Then, of course, ESPN made the mistake of having Reutimann on the show, along with his cousin/spotter. Their calm demeanor and veteran perspective on this incident completely rained on the "excitement parade" that ESPN and NASCAR Now had carefully arranged. The hysteria of Kuselias was changed to the reality of racing by guest Boris Said, who explained NASCAR's safety items to the audience, and also possibly to Kuselias.
ESPN really needed their best weapon Stacy Compton on the set, and possibly in the pre-show production meeting. One has the feeling that Compton would have helped the Connecticut staff put a "racing incident" in perspective. Perhaps, he would have pointed out that replaying this one crash ten times in the first segment of the show was a little bit "amateurish."
Earnhardt Jr. pit crew member DJ Copp was tapped to cement the Anheuser-Busch relationship with ESPN with some on-camera time. He also basically disagreed with almost every over-hyped line that Kuselias gave him, as the host tried to declare that Matt Kenseth won because of "big trouble" in the pits for other crews. Copp quietly poured water on Kuselias, and pointed out the small issues with the Johnson crew and then gave a very rational preview of the changes for Vegas in the fuel cell because of tire wear. Nice job by Mr. Copp.
NASCAR Now is beginning to feel the effects of being in the Bristol, CT "outpost" in the dead of winter, even as the NASCAR family begins its season many miles away. The show continues to be more of a SportsCenter/Gameday mix than the re-birth of RPM2Nite. There is so much information and news that can be found on racing, team, and media websites that never makes this show, it still forces racing fans to return to the web for more information. Unfortunately, the ESPN.com website is woefully inadequate in its efforts to support the millions of dollars the network paid for the Busch Series rights. Even Jayski.com has become an ESPN clone, devoid of the normal gossip and inside info that brought Jay to the forefront.

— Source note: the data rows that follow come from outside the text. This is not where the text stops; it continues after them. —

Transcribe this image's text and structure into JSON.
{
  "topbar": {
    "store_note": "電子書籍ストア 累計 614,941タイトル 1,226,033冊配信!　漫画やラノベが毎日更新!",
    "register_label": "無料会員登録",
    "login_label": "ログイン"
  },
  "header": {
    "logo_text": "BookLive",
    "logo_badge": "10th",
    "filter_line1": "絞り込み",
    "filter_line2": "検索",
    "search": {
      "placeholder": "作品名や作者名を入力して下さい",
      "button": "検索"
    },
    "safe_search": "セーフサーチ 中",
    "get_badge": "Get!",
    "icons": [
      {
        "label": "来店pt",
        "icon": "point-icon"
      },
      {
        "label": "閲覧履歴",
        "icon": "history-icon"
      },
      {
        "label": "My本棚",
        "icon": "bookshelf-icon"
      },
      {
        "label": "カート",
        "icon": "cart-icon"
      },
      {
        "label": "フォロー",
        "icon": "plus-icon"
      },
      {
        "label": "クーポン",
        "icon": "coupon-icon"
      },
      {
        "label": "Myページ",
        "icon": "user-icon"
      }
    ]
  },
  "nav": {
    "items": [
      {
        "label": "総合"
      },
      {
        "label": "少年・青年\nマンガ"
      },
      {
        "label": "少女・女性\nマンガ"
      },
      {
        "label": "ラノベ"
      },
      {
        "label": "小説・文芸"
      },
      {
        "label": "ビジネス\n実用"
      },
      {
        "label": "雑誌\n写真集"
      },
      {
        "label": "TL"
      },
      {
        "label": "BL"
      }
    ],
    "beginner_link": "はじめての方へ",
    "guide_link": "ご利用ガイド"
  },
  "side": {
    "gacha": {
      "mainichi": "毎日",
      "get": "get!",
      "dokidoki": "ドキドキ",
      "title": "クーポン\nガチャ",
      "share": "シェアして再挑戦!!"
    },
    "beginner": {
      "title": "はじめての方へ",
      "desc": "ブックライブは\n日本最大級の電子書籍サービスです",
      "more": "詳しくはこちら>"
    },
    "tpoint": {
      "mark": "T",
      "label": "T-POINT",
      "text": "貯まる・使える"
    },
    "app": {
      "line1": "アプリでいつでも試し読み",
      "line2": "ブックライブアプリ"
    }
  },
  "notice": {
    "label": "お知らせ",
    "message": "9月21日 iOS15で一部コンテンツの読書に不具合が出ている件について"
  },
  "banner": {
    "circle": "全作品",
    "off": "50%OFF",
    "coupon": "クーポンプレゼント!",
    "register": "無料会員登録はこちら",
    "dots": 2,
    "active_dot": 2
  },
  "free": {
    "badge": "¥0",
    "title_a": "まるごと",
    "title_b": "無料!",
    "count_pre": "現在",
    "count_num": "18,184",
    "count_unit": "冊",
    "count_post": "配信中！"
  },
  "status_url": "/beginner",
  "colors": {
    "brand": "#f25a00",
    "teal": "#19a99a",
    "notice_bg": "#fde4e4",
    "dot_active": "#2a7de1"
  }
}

So far, ESPN has proven to be a stick-and-ball company struggling to deal with the reality of NASCAR within the Bristol, CT headquarters.